"Steel certainly has an important role to play in the future of renewable energies. From wind, to geothermal to wave and in the resilience of our infrastructure (from bridges to buildings).
"However, there is no denying that steel is a carbon contributor. And we need a strategy to address this that is transparent and understood . . ."
International study validates Cawthron’s seafood safety testing method
January 2020: A method developed by Cawthron scientists to detect toxins in seafood now has international validation and will help to set a world standard for the global seafood industry.
Cawthron, in partnership with the Centre for the Environment, Fisheries and Aquaculture Science in the UK, developed this new method to detect naturally-occurring toxins in shellfish which is more accurate and provides faster market access for shellfish industries worldwide.
Beneath the smoke of Australia's bushfires
January 2020: Using satellite imagery collected in the infrared part of the spectrum, scientists can trace the fire-fronts in bushfires, despite the thick layers of smoke blanketing the area.
Images collected by the European Sentinel-2A satellite, and processed by Xerra scientists, over New South Wales show both the human-eye view and, more importantly, the short-wave infrared, or SWIR, which 'sees' through the smoke and detects the radiation being emitted from the fires.
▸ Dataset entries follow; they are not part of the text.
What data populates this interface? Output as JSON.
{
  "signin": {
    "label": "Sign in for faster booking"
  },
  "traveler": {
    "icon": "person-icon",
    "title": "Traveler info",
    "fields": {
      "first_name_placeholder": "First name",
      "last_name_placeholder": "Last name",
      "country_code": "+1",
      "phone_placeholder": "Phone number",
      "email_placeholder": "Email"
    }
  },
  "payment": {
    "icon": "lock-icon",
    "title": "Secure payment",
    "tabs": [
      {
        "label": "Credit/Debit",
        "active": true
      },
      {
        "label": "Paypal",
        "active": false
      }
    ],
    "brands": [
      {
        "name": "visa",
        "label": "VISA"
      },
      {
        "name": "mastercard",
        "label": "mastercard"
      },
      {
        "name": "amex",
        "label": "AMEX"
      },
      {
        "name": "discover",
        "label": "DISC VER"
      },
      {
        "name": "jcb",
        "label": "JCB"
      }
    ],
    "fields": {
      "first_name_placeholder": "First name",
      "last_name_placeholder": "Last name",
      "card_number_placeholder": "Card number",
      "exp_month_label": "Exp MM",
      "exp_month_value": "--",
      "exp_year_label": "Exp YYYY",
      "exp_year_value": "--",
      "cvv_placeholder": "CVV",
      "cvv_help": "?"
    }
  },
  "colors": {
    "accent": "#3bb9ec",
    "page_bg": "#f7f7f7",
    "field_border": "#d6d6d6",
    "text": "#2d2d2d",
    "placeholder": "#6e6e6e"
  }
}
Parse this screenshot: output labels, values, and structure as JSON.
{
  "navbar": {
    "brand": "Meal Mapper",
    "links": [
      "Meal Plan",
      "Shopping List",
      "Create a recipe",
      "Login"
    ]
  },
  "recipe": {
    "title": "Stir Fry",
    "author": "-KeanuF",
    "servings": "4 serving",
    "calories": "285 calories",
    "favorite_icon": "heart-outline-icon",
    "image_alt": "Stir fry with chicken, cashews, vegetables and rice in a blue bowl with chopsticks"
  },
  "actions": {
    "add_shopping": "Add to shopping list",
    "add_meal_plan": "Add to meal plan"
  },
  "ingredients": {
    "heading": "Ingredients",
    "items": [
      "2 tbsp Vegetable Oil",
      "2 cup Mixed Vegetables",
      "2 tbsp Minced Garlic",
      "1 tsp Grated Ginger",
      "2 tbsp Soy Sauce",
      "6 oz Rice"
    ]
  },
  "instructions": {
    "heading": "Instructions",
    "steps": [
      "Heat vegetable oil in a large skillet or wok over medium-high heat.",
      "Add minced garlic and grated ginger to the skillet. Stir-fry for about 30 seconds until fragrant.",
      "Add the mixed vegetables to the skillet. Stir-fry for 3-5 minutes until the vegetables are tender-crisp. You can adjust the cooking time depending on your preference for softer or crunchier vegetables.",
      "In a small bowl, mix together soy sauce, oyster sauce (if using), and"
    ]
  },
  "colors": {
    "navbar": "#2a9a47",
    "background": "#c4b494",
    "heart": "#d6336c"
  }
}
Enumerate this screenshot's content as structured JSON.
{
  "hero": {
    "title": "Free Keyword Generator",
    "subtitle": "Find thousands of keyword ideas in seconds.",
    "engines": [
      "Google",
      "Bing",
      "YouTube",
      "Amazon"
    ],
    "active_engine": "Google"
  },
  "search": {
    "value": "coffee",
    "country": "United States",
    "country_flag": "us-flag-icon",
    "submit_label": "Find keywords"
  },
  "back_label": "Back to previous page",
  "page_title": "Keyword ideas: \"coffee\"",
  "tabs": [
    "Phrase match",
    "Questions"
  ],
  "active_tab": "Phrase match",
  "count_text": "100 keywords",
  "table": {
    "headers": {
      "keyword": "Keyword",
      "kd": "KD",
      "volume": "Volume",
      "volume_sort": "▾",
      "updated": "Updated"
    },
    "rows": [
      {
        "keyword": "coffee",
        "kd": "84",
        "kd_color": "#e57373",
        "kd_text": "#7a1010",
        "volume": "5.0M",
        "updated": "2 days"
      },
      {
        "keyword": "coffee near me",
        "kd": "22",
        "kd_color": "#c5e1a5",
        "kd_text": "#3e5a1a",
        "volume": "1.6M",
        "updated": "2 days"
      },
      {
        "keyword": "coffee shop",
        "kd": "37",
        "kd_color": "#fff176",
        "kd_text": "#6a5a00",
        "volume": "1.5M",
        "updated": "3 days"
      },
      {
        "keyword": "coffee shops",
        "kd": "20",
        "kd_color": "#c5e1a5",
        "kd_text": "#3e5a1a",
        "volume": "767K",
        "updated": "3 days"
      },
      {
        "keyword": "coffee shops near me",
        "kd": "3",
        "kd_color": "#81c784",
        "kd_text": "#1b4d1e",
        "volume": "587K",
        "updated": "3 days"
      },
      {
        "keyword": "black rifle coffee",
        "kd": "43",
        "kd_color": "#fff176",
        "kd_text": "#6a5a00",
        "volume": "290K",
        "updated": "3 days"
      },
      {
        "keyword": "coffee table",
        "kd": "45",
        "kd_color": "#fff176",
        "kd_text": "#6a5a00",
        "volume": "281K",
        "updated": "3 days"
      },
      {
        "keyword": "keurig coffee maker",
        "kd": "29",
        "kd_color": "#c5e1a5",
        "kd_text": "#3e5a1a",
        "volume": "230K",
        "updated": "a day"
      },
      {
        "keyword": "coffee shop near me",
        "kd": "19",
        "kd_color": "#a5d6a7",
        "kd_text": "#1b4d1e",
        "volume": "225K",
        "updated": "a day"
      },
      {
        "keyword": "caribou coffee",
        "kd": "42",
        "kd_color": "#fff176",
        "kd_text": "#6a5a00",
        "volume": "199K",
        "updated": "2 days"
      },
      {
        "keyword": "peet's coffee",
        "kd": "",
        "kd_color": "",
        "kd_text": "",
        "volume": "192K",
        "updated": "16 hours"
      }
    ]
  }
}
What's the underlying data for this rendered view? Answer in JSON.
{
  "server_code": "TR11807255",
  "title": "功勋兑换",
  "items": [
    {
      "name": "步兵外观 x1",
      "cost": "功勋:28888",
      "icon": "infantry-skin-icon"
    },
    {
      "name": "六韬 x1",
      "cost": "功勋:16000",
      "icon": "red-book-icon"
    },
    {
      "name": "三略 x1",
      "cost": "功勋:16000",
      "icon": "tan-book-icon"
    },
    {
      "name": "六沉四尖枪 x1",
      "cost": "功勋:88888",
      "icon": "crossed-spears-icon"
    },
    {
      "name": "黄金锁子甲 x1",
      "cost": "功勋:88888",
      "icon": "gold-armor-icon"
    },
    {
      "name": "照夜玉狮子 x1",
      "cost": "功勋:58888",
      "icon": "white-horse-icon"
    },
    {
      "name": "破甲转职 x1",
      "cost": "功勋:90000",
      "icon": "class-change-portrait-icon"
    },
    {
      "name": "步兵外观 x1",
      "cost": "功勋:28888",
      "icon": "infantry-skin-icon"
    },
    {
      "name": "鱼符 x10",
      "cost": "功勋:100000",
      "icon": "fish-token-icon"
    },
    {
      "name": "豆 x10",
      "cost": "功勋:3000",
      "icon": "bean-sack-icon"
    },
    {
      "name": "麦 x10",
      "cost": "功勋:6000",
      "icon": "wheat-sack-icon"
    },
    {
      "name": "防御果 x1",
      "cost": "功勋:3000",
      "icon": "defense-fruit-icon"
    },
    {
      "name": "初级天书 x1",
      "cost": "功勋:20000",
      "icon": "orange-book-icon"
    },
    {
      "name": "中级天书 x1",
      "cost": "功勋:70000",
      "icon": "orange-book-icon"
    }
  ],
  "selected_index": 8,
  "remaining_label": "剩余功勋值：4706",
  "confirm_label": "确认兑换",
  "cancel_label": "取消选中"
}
The annotated image, above, is the view that the human eye would see if looking down on the Earth from space. See the read more link to view the equivalent SWIR image. An incredibly useful tool to pin-point active fires.
A Sentinel-2A satellite image of part of the NSW coast on 3 January 2020 with a ‘normal’ colour mix. In this image, processed by Xerra scientists, the smoke obscures the fire-fronts that lie below. Image: Xerra.
Twenty‐five years of Respirology: Advances in asthma
January 2020: Professor Richard Beasley, Director of the Medical Research Institute of New Zealand (MRINZ) recently published a commentary on advances in asthma care to celebrate 25 years of the APSR, Asian Pacific Society of Respirology Journal.
He writes that the last 25 years have been a golden epoch for asthma globally. The ‘anti‐inflammatory era’, defined by the progressively increased use of inhaled corticosteroids (ICS), resulted in a more than 50% reduction in the asthma mortality globally. However, this trend of a progressive reduction in global asthma mortality has recently stalled, suggesting that to achieve a further sustainable reduction in global asthma mortality, novel strategies are now required.